Ball is in your court, Natural England tells farm leaders

A controversial target to boost farmland birds can be met by taking just an extra 1.5% of arable land out of production, the government’s landscape agency has claimed.

Uncultivated land type

2006/07 average (ha)

2008 (ha)

Target status*




(target not met – 62,000ha shortfall)




(target met)




(target met)





* assumes 2008 land can be managed twice as effectively as during 2006/07

Only an additional 62,000ha (153,000 acres) are needed to regain the wildlife benefits that had developed before set-aside was effectively abolished in 2007, suggests a document sent by Natural England chief executive Helen Philips to DEFRA civil servants and farm leaders last week.

The figure is significant because widely quoted estimates until now have suggested that 200,000ha (500,000 acres) – equivalent to 5% of arable land – must be taken out of production to meet a DEFRA commitment to reverse a decline in bird populations.

But Natural England experts believe the lower figure may be all the extra land that is needed because the area of non-rotational set-aside and margins that remain may already meet much of the target requirement.

This land may already be helping to boost bird numbers to the level needed, say Natural England analysts – provided it is being properly managed, and is in the older uncultivated set-aside areas, or on soils and slopes at risk of erosion (see table).

“The key shortage against the target is the major reduction in the area of rotational land,” states the document. “This is of crucial importance to farmland birds, so the key challenge is to replace this loss with additional land managed under options that deliver.

“If the 28,000ha that remained in 2008 were to be managed in ways that delivered enhanced benefits, only an additional 62,000ha would be required to deliver the 90,000ha target needed to deliver the benefits that delivered on rotational set-aside and other uncultivated land between 2005-2007.”

Dr Phillips told Farmers Weekly there was no interest in taking more land out of cultivation than was necessary and the appraoach the industry was developing towards bird, wildlife and resource protection was “promising”.

But while the approach offered more flexibility to farmers, she warned it needed to demonstrate it could deliver environmental benefits.

“To test whether either approach will deliver the benefits, we have developed these targets and they have been shared with the NFU and CLA,” she said.

“These targets are essential to underpin an effective voluntary approach which is part-way through its development – it is too early to decide whether this approach can meet these goals or not.

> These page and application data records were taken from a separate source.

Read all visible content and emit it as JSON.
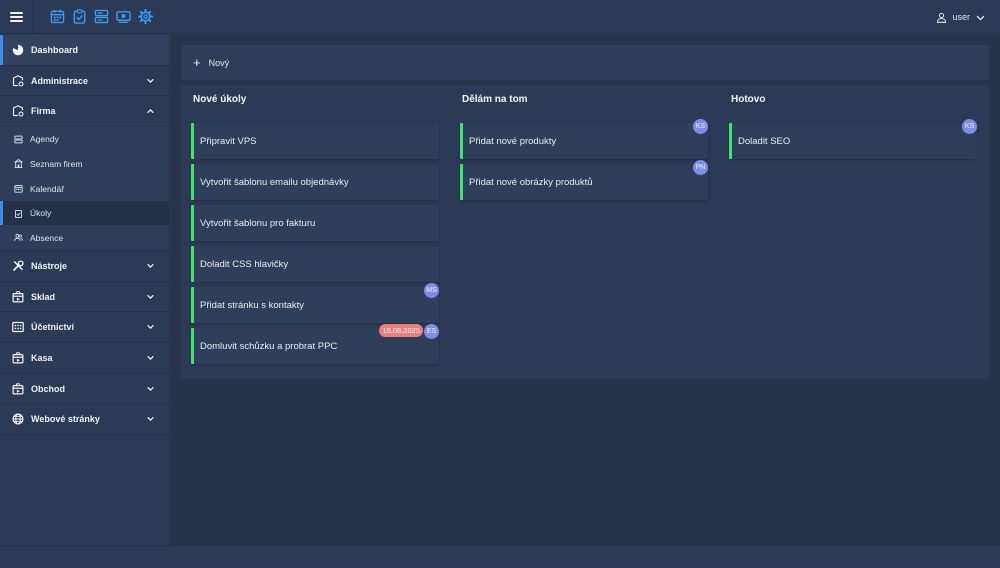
{
  "colors": {
    "accent": "#3d8ee8",
    "card_border": "#3fe46a",
    "avatar": "#7d8ee6",
    "due_badge": "#f07c7c"
  },
  "topbar": {
    "menu_icon": "hamburger-icon",
    "icons": [
      "calendar-icon",
      "clipboard-check-icon",
      "server-icon",
      "cash-icon",
      "gear-icon"
    ],
    "user_label": "user"
  },
  "sidebar": {
    "items": [
      {
        "label": "Dashboard",
        "icon": "pie-chart-icon"
      },
      {
        "label": "Administrace",
        "icon": "building-gear-icon"
      },
      {
        "label": "Firma",
        "icon": "building-gear-icon"
      },
      {
        "label": "Nástroje",
        "icon": "tools-icon"
      },
      {
        "label": "Sklad",
        "icon": "box-icon"
      },
      {
        "label": "Účetnictví",
        "icon": "calculator-icon"
      },
      {
        "label": "Kasa",
        "icon": "register-icon"
      },
      {
        "label": "Obchod",
        "icon": "shop-icon"
      },
      {
        "label": "Webové stránky",
        "icon": "globe-icon"
      }
    ],
    "firma_sub": [
      {
        "label": "Agendy",
        "icon": "stack-icon"
      },
      {
        "label": "Seznam firem",
        "icon": "building-icon"
      },
      {
        "label": "Kalendář",
        "icon": "calendar-icon"
      },
      {
        "label": "Úkoly",
        "icon": "clipboard-check-icon"
      },
      {
        "label": "Absence",
        "icon": "users-icon"
      }
    ]
  },
  "toolbar": {
    "new_label": "Nový"
  },
  "board": {
    "columns": [
      {
        "title": "Nové úkoly",
        "cards": [
          {
            "text": "Připravit VPS"
          },
          {
            "text": "Vytvořit šablonu emailu objednávky"
          },
          {
            "text": "Vytvořit šablonu pro fakturu"
          },
          {
            "text": "Doladit CSS hlavičky"
          },
          {
            "text": "Přidat stránku s kontakty",
            "avatar": "MS"
          },
          {
            "text": "Domluvit schůzku a probrat PPC",
            "avatar": "ES",
            "due": "15.08.2025"
          }
        ]
      },
      {
        "title": "Dělám na tom",
        "cards": [
          {
            "text": "Přidat nové produkty",
            "avatar": "KS"
          },
          {
            "text": "Přidat nové obrázky produktů",
            "avatar": "PN"
          }
        ]
      },
      {
        "title": "Hotovo",
        "cards": [
          {
            "text": "Doladit SEO",
            "avatar": "KS"
          }
        ]
      }
    ]
  }
}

“For either approach to work, there will need to be sufficient support for farmers, to help them chose and implement the right options. We will continue to work closely with the industry through the consultation period, and after the Secretary of State has chosen which option to deploy.”